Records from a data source

* * * * * * *

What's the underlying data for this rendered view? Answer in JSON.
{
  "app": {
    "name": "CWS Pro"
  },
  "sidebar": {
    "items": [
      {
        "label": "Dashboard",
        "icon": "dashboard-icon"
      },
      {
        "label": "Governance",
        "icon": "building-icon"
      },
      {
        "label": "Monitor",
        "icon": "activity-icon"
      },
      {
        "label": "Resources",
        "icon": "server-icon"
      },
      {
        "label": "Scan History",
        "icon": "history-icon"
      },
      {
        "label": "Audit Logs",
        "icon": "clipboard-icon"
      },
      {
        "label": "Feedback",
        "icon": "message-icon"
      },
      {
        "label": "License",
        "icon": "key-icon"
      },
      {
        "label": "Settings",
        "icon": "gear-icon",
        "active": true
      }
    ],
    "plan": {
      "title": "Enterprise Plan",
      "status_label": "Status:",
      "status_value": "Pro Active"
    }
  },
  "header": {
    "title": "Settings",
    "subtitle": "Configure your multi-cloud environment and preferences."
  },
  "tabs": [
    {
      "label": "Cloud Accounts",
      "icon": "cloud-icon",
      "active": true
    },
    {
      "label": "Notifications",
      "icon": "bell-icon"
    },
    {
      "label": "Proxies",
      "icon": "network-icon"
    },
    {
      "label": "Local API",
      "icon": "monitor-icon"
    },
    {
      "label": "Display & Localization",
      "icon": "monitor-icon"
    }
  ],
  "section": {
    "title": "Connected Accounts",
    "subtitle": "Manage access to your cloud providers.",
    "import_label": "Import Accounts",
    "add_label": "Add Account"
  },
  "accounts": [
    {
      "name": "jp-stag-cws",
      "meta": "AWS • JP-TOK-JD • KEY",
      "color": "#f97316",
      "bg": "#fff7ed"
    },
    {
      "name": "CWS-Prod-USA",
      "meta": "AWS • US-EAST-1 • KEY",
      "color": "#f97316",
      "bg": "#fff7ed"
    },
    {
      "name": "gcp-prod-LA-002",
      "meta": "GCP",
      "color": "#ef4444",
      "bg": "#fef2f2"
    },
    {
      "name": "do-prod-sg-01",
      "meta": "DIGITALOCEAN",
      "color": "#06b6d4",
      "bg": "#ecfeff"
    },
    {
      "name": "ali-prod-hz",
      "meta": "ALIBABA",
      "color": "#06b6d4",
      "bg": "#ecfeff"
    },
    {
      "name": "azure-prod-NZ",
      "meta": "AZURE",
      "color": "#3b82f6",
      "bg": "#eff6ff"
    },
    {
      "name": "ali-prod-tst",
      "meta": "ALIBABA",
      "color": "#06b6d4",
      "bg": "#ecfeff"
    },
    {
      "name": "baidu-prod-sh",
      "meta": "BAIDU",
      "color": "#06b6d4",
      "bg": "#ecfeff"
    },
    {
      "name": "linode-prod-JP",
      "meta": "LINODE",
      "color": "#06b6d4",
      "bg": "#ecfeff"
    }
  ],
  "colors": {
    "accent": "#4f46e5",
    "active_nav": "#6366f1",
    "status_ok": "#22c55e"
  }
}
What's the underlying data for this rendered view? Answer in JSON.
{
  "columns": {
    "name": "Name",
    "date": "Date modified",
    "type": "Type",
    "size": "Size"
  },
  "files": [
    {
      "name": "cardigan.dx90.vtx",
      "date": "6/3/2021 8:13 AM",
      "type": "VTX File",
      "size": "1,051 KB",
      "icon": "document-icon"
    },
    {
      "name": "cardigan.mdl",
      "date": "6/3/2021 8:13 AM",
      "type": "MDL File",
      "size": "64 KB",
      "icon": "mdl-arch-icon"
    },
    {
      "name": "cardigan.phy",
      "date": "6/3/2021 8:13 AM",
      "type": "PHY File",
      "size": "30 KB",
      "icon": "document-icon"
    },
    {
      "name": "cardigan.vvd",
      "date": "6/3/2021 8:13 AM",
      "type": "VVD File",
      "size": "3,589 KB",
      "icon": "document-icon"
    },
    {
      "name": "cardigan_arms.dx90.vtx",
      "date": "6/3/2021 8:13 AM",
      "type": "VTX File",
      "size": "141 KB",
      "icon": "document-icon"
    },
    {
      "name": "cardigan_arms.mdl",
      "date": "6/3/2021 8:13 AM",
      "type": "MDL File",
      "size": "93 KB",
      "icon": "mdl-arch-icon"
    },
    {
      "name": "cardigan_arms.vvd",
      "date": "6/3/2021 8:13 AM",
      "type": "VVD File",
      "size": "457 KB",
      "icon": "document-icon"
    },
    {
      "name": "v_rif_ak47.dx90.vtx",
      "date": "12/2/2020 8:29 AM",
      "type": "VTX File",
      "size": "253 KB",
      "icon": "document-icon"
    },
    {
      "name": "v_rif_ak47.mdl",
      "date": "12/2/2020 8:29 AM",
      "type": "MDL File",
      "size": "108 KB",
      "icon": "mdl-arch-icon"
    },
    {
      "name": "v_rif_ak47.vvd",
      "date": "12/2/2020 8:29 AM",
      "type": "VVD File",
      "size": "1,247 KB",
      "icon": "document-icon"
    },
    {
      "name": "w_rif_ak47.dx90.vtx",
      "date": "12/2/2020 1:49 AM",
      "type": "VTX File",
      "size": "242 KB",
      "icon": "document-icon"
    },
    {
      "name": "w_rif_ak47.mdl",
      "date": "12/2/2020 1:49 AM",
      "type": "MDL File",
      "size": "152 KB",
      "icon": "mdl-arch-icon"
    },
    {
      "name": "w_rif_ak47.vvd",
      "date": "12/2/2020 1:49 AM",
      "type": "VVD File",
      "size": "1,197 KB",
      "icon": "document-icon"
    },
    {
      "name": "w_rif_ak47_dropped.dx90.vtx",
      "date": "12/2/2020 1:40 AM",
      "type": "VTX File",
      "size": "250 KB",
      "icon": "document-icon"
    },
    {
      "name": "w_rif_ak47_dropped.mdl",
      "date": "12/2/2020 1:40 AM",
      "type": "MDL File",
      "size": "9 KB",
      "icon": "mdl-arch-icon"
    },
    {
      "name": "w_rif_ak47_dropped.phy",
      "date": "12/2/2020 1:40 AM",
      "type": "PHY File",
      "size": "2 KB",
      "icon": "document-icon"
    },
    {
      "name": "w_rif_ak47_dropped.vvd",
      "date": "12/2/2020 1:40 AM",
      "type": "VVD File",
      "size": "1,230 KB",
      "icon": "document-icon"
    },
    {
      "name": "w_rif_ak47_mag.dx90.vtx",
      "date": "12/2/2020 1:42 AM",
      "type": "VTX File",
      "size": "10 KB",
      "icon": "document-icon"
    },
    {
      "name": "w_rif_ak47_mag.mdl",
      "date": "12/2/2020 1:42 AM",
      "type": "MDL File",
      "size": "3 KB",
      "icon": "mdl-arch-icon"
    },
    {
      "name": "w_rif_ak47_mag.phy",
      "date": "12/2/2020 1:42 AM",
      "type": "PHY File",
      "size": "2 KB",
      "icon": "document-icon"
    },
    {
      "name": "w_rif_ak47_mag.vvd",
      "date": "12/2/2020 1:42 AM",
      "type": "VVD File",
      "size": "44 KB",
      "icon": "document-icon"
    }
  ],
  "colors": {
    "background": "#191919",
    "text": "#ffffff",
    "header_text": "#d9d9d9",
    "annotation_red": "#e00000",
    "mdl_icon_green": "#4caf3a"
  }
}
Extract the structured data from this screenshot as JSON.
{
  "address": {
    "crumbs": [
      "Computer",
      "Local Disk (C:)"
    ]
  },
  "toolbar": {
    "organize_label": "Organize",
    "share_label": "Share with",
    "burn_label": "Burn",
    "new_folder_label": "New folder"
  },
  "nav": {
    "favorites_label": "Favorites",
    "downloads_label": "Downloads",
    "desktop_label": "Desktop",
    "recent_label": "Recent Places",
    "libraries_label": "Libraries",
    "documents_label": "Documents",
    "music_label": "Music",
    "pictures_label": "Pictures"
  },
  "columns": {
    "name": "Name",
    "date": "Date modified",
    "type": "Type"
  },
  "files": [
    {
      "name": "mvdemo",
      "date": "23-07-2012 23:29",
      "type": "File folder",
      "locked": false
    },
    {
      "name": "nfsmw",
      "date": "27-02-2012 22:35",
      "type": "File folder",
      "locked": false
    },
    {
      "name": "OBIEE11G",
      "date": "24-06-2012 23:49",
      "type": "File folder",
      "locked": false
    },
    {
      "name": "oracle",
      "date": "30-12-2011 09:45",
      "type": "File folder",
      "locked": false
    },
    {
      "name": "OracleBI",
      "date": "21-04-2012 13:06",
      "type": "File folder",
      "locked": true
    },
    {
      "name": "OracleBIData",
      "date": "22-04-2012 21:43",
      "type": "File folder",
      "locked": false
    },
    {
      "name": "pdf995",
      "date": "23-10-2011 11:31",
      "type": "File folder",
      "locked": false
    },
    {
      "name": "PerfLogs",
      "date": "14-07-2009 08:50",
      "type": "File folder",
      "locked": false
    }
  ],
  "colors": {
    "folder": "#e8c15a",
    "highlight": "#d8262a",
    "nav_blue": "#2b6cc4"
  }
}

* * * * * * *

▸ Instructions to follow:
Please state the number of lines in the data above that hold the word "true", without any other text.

▸ Answer to this task:
3